#### EXTRACTED MATERIAL
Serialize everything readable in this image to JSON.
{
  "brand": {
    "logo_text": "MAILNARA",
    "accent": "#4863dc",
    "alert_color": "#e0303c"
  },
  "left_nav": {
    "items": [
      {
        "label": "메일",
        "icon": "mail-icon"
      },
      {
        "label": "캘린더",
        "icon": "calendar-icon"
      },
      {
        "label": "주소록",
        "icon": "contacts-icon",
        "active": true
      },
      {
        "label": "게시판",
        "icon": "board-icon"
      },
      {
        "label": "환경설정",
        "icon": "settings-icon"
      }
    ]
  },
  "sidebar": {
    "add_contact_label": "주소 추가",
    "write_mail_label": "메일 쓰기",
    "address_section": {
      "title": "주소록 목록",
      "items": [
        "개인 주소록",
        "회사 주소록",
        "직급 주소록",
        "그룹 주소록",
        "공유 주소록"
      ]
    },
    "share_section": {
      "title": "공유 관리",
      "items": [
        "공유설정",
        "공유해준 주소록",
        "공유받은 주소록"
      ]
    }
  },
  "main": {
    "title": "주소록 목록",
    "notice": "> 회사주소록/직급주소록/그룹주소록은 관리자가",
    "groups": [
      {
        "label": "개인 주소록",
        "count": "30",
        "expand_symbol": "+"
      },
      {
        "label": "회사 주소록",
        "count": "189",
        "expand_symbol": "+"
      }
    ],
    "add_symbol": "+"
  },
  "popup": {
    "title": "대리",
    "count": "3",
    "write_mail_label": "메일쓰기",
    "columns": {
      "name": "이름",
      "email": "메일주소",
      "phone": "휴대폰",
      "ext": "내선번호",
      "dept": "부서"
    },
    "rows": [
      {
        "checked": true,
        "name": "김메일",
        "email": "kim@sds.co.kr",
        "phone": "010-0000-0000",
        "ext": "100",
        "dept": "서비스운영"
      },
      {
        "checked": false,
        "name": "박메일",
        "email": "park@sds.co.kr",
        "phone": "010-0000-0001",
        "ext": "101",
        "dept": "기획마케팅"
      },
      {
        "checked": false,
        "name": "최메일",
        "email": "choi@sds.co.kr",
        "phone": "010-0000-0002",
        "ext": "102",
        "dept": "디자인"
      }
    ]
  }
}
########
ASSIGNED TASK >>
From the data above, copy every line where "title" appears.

TASK RESPONSE >>
      "title": "주소록 목록",
      "title": "공유 관리",
    "title": "주소록 목록",
    "title": "대리",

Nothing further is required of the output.